There are several Chinese translations of the name Yāma, including but not limited to 焰摩天, 夜摩天 唱樂天, 時分天 and 炎魔.

Descriptions[edit]

Yāma is the first heaven that functions as a disconnect between the swarga heavens and the human realm. The deities here are not involved in conflict with the asuras and are said to "have arrived at divine bliss" (dibbaṃ sukhaṃ) (Vibh-a 18:6,1).[3]

According to the Visakhuposatha Sutta of the Pāli Canon,[4] time there runs very differently than on Earth:

"That which among men is two hundred years...is one night and day of the Yāma devas, their month has thirty of those days, their year twelve of those months; the lifespan of the Yāma devas is two thousand of those heavenly years."

A month in this world may be calculated to be 6,000 human years. A Yāma deva year is 72,000 years, and a Yāma deva lifespan is 144,000,000 years.

According to the Dāna Sutta, those who practice generosity with the intention of continuing a family custom of such deeds create the karmic conditions to be reborn in Yāma Heaven.

Mahāyāna[edit]

The Amitāyurdhyāna Sūtra provides a few further details. Yāma Heaven includes the river Jambū, and a celestial palace that features a canopy decorated with five hundred million jewels, compared with that found in Amitābha's Pure Land.

According to the Avataṃsaka Sūtra in 60 fascicles, bodhisattvas of the fourth stage may become the ruler of this heaven.

See also[edit]

References[edit]

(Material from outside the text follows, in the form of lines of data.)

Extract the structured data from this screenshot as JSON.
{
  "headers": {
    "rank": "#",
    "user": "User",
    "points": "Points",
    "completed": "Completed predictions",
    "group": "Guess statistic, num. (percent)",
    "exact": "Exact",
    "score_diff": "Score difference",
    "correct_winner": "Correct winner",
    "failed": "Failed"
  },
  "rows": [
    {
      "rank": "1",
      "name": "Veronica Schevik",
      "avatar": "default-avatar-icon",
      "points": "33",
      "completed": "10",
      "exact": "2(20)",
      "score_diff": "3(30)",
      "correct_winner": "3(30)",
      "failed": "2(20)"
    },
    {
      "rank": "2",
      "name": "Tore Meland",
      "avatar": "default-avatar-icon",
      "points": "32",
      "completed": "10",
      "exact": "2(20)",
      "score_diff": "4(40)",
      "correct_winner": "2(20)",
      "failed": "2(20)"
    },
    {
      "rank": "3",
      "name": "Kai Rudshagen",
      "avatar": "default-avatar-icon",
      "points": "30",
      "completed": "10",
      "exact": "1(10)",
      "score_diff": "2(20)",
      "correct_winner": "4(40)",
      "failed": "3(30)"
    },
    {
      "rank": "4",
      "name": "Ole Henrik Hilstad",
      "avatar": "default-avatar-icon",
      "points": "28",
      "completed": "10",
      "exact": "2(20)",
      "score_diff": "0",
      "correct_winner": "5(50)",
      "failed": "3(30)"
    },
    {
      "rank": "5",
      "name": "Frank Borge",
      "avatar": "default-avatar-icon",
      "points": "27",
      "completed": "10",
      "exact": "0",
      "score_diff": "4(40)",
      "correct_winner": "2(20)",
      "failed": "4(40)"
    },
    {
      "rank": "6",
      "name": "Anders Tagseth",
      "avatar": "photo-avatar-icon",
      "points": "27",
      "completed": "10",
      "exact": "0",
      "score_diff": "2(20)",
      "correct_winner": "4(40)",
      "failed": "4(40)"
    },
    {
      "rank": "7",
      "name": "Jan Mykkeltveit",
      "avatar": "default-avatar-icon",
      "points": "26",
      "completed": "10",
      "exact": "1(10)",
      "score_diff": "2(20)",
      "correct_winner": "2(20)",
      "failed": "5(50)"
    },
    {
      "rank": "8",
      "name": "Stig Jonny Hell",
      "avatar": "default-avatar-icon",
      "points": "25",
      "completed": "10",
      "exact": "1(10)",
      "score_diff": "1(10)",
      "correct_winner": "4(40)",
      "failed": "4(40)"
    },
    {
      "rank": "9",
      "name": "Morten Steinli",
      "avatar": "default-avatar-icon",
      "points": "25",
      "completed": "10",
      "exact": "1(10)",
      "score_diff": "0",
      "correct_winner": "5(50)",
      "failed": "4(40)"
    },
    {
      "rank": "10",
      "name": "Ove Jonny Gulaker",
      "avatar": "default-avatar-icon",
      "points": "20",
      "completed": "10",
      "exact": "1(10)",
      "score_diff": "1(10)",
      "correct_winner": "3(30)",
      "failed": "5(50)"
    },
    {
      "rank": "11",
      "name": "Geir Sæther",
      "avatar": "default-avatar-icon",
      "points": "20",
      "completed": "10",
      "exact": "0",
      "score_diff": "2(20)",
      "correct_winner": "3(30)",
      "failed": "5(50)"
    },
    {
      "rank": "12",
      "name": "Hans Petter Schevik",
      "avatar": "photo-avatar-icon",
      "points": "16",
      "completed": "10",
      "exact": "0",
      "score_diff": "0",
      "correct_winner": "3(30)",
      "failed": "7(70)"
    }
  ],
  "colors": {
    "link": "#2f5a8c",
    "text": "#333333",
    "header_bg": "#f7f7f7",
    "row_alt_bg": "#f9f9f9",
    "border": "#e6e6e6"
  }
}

  1. ^ Sotomura, Ataru (2015). "The Buddhist Heavens 天:Source Manual for Iconographic Research on the Buddhist Universe, Part II" (PDF). Nalanda-Sriwijaya Centre Working Paper Series. 18. Retrieved 2019-08-20.
  2. ^ Beal, Samuel (1871). A Catena of Buddhist Scriptures from the Chinese. London: Lyon Public Library. p. 89.
  3. ^ "Nandana Sutta" (PDF). dharmafarer.org. Retrieved 2019-08-20.
  4. ^ "Visakhuposatha Sutta: The Discourse to Visakha on the Uposatha with the Eight Practices". Access to Insight. Retrieved 2019-08-20.